* Problem statement
In your copy, leave out all pictures and reproduce every entry exactly.

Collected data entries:
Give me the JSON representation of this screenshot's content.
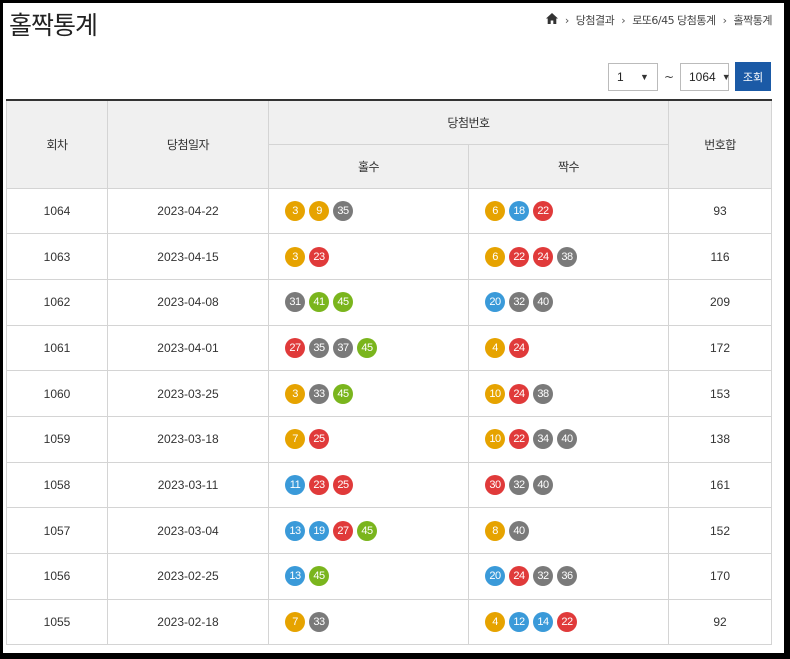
{
  "header": {
    "title": "홀짝통계"
  },
  "breadcrumb": {
    "items": [
      "당첨결과",
      "로또6/45 당첨통계",
      "홀짝통계"
    ]
  },
  "filter": {
    "from_value": "1",
    "tilde": "~",
    "to_value": "1064",
    "search_label": "조회"
  },
  "table": {
    "headers": {
      "round": "회차",
      "date": "당첨일자",
      "numbers": "당첨번호",
      "odd": "홀수",
      "even": "짝수",
      "sum": "번호합"
    },
    "rows": [
      {
        "round": "1064",
        "date": "2023-04-22",
        "odd": [
          "3",
          "9",
          "35"
        ],
        "even": [
          "6",
          "18",
          "22"
        ],
        "sum": "93"
      },
      {
        "round": "1063",
        "date": "2023-04-15",
        "odd": [
          "3",
          "23"
        ],
        "even": [
          "6",
          "22",
          "24",
          "38"
        ],
        "sum": "116"
      },
      {
        "round": "1062",
        "date": "2023-04-08",
        "odd": [
          "31",
          "41",
          "45"
        ],
        "even": [
          "20",
          "32",
          "40"
        ],
        "sum": "209"
      },
      {
        "round": "1061",
        "date": "2023-04-01",
        "odd": [
          "27",
          "35",
          "37",
          "45"
        ],
        "even": [
          "4",
          "24"
        ],
        "sum": "172"
      },
      {
        "round": "1060",
        "date": "2023-03-25",
        "odd": [
          "3",
          "33",
          "45"
        ],
        "even": [
          "10",
          "24",
          "38"
        ],
        "sum": "153"
      },
      {
        "round": "1059",
        "date": "2023-03-18",
        "odd": [
          "7",
          "25"
        ],
        "even": [
          "10",
          "22",
          "34",
          "40"
        ],
        "sum": "138"
      },
      {
        "round": "1058",
        "date": "2023-03-11",
        "odd": [
          "11",
          "23",
          "25"
        ],
        "even": [
          "30",
          "32",
          "40"
        ],
        "sum": "161"
      },
      {
        "round": "1057",
        "date": "2023-03-04",
        "odd": [
          "13",
          "19",
          "27",
          "45"
        ],
        "even": [
          "8",
          "40"
        ],
        "sum": "152"
      },
      {
        "round": "1056",
        "date": "2023-02-25",
        "odd": [
          "13",
          "45"
        ],
        "even": [
          "20",
          "24",
          "32",
          "36"
        ],
        "sum": "170"
      },
      {
        "round": "1055",
        "date": "2023-02-18",
        "odd": [
          "7",
          "33"
        ],
        "even": [
          "4",
          "12",
          "14",
          "22"
        ],
        "sum": "92"
      }
    ]
  },
  "ball_colors": {
    "1-10": "#e6a300",
    "11-20": "#3a9ad9",
    "21-30": "#e03a3a",
    "31-40": "#7a7a7a",
    "41-45": "#7ab51d"
  }
}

* Answer to the problem
Give me the JSON representation of this screenshot's content.
{
  "header": {
    "title": "홀짝통계"
  },
  "breadcrumb": {
    "items": [
      "당첨결과",
      "로또6/45 당첨통계",
      "홀짝통계"
    ]
  },
  "filter": {
    "from_value": "1",
    "tilde": "~",
    "to_value": "1064",
    "search_label": "조회"
  },
  "table": {
    "headers": {
      "round": "회차",
      "date": "당첨일자",
      "numbers": "당첨번호",
      "odd": "홀수",
      "even": "짝수",
      "sum": "번호합"
    },
    "rows": [
      {
        "round": "1064",
        "date": "2023-04-22",
        "odd": [
          "3",
          "9",
          "35"
        ],
        "even": [
          "6",
          "18",
          "22"
        ],
        "sum": "93"
      },
      {
        "round": "1063",
        "date": "2023-04-15",
        "odd": [
          "3",
          "23"
        ],
        "even": [
          "6",
          "22",
          "24",
          "38"
        ],
        "sum": "116"
      },
      {
        "round": "1062",
        "date": "2023-04-08",
        "odd": [
          "31",
          "41",
          "45"
        ],
        "even": [
          "20",
          "32",
          "40"
        ],
        "sum": "209"
      },
      {
        "round": "1061",
        "date": "2023-04-01",
        "odd": [
          "27",
          "35",
          "37",
          "45"
        ],
        "even": [
          "4",
          "24"
        ],
        "sum": "172"
      },
      {
        "round": "1060",
        "date": "2023-03-25",
        "odd": [
          "3",
          "33",
          "45"
        ],
        "even": [
          "10",
          "24",
          "38"
        ],
        "sum": "153"
      },
      {
        "round": "1059",
        "date": "2023-03-18",
        "odd": [
          "7",
          "25"
        ],
        "even": [
          "10",
          "22",
          "34",
          "40"
        ],
        "sum": "138"
      },
      {
        "round": "1058",
        "date": "2023-03-11",
        "odd": [
          "11",
          "23",
          "25"
        ],
        "even": [
          "30",
          "32",
          "40"
        ],
        "sum": "161"
      },
      {
        "round": "1057",
        "date": "2023-03-04",
        "odd": [
          "13",
          "19",
          "27",
          "45"
        ],
        "even": [
          "8",
          "40"
        ],
        "sum": "152"
      },
      {
        "round": "1056",
        "date": "2023-02-25",
        "odd": [
          "13",
          "45"
        ],
        "even": [
          "20",
          "24",
          "32",
          "36"
        ],
        "sum": "170"
      },
      {
        "round": "1055",
        "date": "2023-02-18",
        "odd": [
          "7",
          "33"
        ],
        "even": [
          "4",
          "12",
          "14",
          "22"
        ],
        "sum": "92"
      }
    ]
  },
  "ball_colors": {
    "1-10": "#e6a300",
    "11-20": "#3a9ad9",
    "21-30": "#e03a3a",
    "31-40": "#7a7a7a",
    "41-45": "#7ab51d"
  }
}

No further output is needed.